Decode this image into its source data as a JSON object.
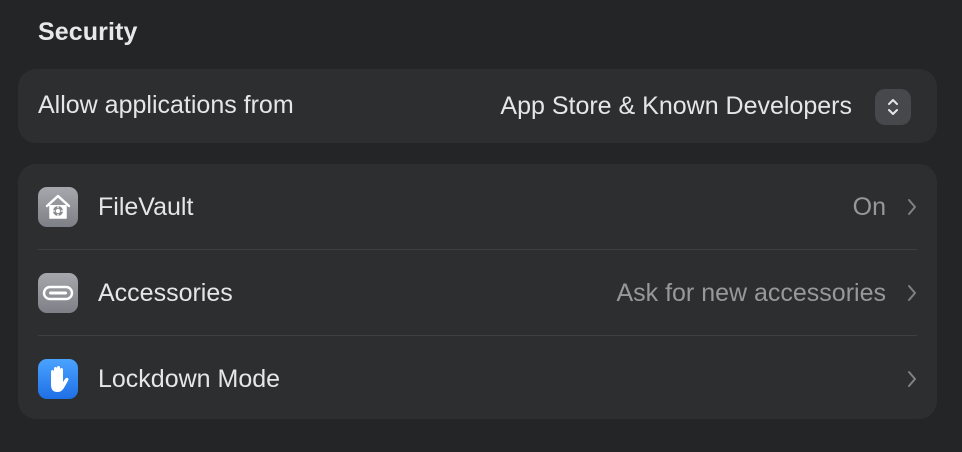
{
  "section": {
    "title": "Security"
  },
  "allow_apps": {
    "label": "Allow applications from",
    "value": "App Store & Known Developers",
    "control_icon": "up-down-chevron-icon"
  },
  "rows": [
    {
      "label": "FileVault",
      "value": "On",
      "icon": "filevault-house-icon",
      "icon_color": "#8f9197"
    },
    {
      "label": "Accessories",
      "value": "Ask for new accessories",
      "icon": "usb-c-port-icon",
      "icon_color": "#8f9197"
    },
    {
      "label": "Lockdown Mode",
      "value": "",
      "icon": "raised-hand-icon",
      "icon_color": "#2f86f5"
    }
  ],
  "colors": {
    "background": "#232527",
    "card": "#2c2e30",
    "primary_text": "#e6e6e7",
    "secondary_text": "#97989b"
  }
}
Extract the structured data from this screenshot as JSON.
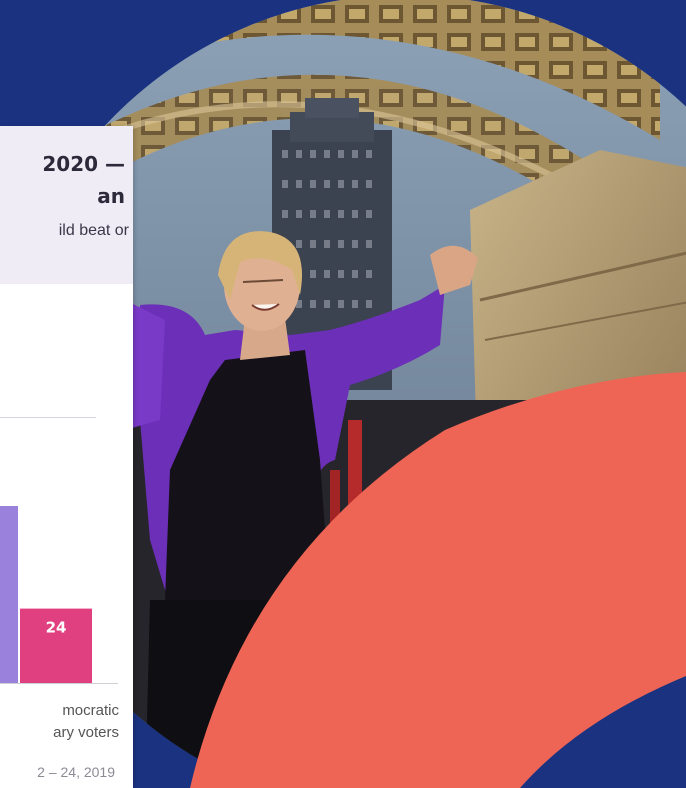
{
  "card": {
    "title_line1": "2020 —",
    "title_line2": "an",
    "subtitle": "ild beat or",
    "category_line1": "mocratic",
    "category_line2": "ary voters",
    "footnote": "2 – 24, 2019"
  },
  "chart_data": {
    "type": "bar",
    "categories": [
      "",
      ""
    ],
    "series": [
      {
        "values": [
          null,
          24
        ],
        "colors": [
          "#9a82dc",
          "#e0407f"
        ]
      }
    ],
    "data_labels": [
      "",
      "24"
    ],
    "title": "2020 — an",
    "subtitle": "ild beat or",
    "xlabel": "mocratic ary voters"
  },
  "colors": {
    "background": "#1b3280",
    "coral": "#ef6555",
    "purple_bar": "#9a82dc",
    "pink_bar": "#e0407f",
    "card_header": "#efecf6"
  }
}
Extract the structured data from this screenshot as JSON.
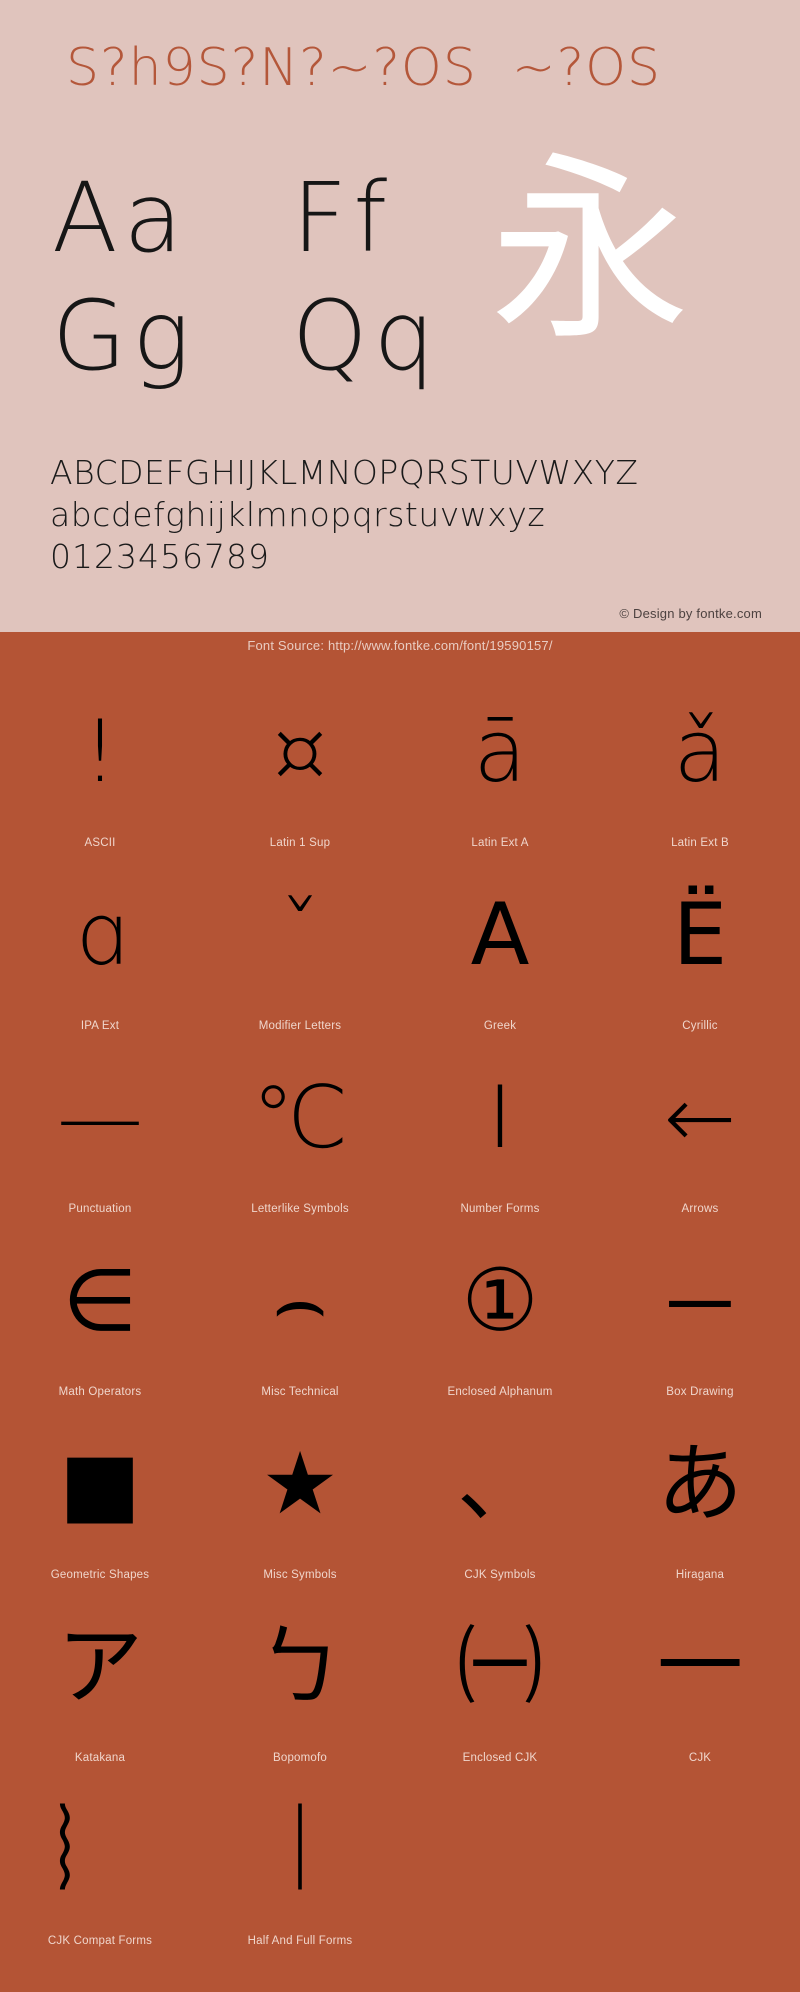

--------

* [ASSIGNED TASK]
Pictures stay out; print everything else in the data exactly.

* [SOLUTION TO THIS TASK]
Decode this image into its source data as a JSON object.
{
  "section": {
    "title": "Security"
  },
  "allow_apps": {
    "label": "Allow applications from",
    "value": "App Store & Known Developers",
    "control_icon": "up-down-chevron-icon"
  },
  "rows": [
    {
      "label": "FileVault",
      "value": "On",
      "icon": "filevault-house-icon",
      "icon_color": "#8f9197"
    },
    {
      "label": "Accessories",
      "value": "Ask for new accessories",
      "icon": "usb-c-port-icon",
      "icon_color": "#8f9197"
    },
    {
      "label": "Lockdown Mode",
      "value": "",
      "icon": "raised-hand-icon",
      "icon_color": "#2f86f5"
    }
  ],
  "colors": {
    "background": "#232527",
    "card": "#2c2e30",
    "primary_text": "#e6e6e7",
    "secondary_text": "#97989b"
  }
}
Extract the structured data from this screenshot as JSON.
{
  "card": {
    "title_line1": "2020 —",
    "title_line2": "an",
    "subtitle": "ild beat or",
    "category_line1": "mocratic",
    "category_line2": "ary voters",
    "footnote": "2 – 24, 2019"
  },
  "chart_data": {
    "type": "bar",
    "categories": [
      "",
      ""
    ],
    "series": [
      {
        "values": [
          null,
          24
        ],
        "colors": [
          "#9a82dc",
          "#e0407f"
        ]
      }
    ],
    "data_labels": [
      "",
      "24"
    ],
    "title": "2020 — an",
    "subtitle": "ild beat or",
    "xlabel": "mocratic ary voters"
  },
  "colors": {
    "background": "#1b3280",
    "coral": "#ef6555",
    "purple_bar": "#9a82dc",
    "pink_bar": "#e0407f",
    "card_header": "#efecf6"
  }
}
Extract the structured data from this screenshot as JSON.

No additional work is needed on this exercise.